Health groups today slammed the military’s malicious statement regarding some of the health worker-trainees’ capacity to learn health skills with regard to their educational attainment. Lt. Col. Noel Detoyato, spokesperson of the Armed Forces’ 2nd Infantry Division said in an interview that the trainees’ profiles revealed that some of them reached only elementary and high school levels while only a very few were college levels and graduates. Thus, why give them health training? For 37 years, community-based health program practitioners have been training volunteers who would like to become Community Health Workers (CHWs) regardless of their educational attainment. We do not discriminate against a person’s educational background as long as he or she has the heart to serve other people in the villages. In fact, we have CHWs who are illiterate but are efficient and respected healers in their communities,” Dr. Eleanor A. Jara, Council for Health and Development’s Executive Director said.

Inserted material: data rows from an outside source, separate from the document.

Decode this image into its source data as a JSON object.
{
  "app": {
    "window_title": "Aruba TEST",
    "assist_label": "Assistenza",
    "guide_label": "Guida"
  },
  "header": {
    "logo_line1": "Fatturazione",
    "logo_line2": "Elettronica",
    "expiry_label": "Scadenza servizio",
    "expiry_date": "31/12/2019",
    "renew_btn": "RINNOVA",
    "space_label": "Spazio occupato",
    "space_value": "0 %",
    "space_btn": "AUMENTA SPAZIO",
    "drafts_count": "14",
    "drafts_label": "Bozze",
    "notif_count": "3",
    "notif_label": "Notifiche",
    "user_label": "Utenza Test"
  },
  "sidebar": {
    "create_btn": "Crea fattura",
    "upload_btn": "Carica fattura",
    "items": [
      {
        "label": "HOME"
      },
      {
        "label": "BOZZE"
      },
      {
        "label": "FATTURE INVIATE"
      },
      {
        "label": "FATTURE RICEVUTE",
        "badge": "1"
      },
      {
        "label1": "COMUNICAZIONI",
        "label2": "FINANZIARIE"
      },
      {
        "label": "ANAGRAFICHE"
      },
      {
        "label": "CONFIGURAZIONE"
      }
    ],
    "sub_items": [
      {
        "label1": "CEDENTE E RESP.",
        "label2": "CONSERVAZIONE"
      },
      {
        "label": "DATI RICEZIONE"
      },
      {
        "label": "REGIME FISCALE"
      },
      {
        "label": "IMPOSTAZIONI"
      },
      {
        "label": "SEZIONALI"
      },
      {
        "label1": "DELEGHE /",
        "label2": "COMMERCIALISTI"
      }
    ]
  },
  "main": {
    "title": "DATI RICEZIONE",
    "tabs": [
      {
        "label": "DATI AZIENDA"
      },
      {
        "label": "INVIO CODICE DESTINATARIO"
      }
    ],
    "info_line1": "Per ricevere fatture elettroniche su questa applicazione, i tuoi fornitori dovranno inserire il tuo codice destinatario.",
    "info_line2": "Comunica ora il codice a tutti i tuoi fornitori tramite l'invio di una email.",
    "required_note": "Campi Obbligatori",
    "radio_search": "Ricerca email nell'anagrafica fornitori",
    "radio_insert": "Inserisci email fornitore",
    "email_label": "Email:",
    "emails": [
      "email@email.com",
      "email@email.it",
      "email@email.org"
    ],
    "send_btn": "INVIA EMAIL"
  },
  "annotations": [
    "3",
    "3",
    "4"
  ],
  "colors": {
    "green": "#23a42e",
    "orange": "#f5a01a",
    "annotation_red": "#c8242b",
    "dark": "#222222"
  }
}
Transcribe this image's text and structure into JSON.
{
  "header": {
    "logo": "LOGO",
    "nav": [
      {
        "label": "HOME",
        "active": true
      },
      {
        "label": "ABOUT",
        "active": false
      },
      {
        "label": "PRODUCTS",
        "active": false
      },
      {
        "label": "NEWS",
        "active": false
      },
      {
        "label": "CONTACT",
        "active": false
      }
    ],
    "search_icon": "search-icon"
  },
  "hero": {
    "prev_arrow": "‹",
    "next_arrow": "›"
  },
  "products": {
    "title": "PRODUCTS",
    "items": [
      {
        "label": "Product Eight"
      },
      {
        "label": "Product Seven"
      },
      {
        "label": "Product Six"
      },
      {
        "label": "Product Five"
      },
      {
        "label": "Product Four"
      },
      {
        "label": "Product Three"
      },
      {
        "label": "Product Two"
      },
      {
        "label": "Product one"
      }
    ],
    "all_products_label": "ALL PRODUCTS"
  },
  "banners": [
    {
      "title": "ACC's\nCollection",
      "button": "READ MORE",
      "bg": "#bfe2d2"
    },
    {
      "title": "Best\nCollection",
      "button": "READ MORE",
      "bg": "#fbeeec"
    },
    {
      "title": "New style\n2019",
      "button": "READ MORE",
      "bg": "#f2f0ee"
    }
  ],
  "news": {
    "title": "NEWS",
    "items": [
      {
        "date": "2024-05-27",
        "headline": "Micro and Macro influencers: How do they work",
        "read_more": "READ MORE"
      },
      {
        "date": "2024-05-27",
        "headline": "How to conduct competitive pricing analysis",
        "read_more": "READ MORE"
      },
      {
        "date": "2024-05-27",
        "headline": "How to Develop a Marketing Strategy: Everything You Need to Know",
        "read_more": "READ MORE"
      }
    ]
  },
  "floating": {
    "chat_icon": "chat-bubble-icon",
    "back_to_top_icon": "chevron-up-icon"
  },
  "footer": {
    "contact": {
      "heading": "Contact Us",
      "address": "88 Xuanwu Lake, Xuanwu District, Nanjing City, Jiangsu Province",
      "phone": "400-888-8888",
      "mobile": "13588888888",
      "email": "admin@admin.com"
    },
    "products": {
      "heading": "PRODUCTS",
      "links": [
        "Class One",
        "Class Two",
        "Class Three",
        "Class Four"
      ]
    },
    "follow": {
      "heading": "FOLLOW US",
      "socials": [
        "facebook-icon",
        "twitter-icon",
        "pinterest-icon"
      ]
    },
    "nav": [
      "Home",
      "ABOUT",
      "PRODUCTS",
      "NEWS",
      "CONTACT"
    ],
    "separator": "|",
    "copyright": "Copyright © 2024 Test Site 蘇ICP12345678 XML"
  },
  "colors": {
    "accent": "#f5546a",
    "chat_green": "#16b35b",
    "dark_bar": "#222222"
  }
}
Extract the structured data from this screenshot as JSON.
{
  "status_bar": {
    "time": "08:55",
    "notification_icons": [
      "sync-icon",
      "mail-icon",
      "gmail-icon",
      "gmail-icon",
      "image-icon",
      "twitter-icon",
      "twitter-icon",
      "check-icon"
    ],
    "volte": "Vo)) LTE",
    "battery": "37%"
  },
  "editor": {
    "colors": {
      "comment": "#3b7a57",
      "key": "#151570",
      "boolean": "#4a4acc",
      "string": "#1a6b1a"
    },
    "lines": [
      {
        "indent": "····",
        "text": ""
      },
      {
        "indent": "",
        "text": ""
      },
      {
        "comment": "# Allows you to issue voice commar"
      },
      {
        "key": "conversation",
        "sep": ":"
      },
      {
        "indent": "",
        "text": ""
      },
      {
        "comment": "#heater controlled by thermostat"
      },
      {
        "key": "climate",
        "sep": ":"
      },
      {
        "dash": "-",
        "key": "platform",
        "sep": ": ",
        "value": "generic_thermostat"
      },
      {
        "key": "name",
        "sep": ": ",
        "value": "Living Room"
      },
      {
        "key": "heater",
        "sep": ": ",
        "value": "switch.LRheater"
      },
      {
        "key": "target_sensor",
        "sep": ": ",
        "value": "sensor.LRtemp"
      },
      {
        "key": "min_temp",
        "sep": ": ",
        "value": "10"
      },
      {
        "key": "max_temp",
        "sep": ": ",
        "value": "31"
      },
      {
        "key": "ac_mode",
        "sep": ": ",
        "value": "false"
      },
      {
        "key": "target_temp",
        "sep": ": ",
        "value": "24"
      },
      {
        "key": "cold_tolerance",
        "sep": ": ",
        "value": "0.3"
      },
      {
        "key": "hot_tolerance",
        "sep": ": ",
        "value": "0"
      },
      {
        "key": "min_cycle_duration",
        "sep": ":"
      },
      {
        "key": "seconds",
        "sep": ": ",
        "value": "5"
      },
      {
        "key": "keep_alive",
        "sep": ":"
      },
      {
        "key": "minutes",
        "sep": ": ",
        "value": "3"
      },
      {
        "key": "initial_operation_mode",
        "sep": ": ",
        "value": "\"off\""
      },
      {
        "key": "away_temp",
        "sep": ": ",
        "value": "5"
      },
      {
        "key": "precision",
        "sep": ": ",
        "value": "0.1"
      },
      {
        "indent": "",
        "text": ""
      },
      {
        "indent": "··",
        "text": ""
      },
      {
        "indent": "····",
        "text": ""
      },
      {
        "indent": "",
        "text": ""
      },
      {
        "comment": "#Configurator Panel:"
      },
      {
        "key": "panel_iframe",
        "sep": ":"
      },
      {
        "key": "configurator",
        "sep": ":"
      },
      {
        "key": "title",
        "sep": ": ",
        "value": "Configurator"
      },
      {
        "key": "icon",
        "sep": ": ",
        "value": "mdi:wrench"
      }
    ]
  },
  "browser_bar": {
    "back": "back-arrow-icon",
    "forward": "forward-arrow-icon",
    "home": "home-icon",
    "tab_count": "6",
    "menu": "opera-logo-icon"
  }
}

In a country where 7 out of 10 Filipinos die without ever seeing a doctor and where public health services lack or are inaccessible, Dr. Jara said that it is CHD’s and COMMED’s mandate to bring health into the people’s hands. “This means, our health professionals and health workers go out of their way to reach underserved communities and organize health committees and train Community Health Workers. That way, the people themselves can prevent and cure common illnesses and practice first-aid even with the absence of government services in their communities,” Dr. Jara explained.
She added that health skills should not be an exclusive property of a few who can afford to buy it — it should be learned by as many people as possible as long as they have the passion to use that knowledge to serve their fellowmen especially the poor and the oppressed.
Tuition fee in Metro Manila medical schools ranges from P55,000 to P85,000 per semester.
“It is a shame that the AFP discriminates the capacity of our people to learn health skills just because they only reached elementary or high school levels. The AFP should be the ones ashamed of themselves for persecuting health workers that genuinely serve the people. If the Armed Forces is questioning and suspicious as to why we train these people without high educational attainment, the answer is there is not enough health workers and health services in the country and the blame is on the government’s incapacity and skewed priorities,” Dr. Jara ended. (Council for Health and Development)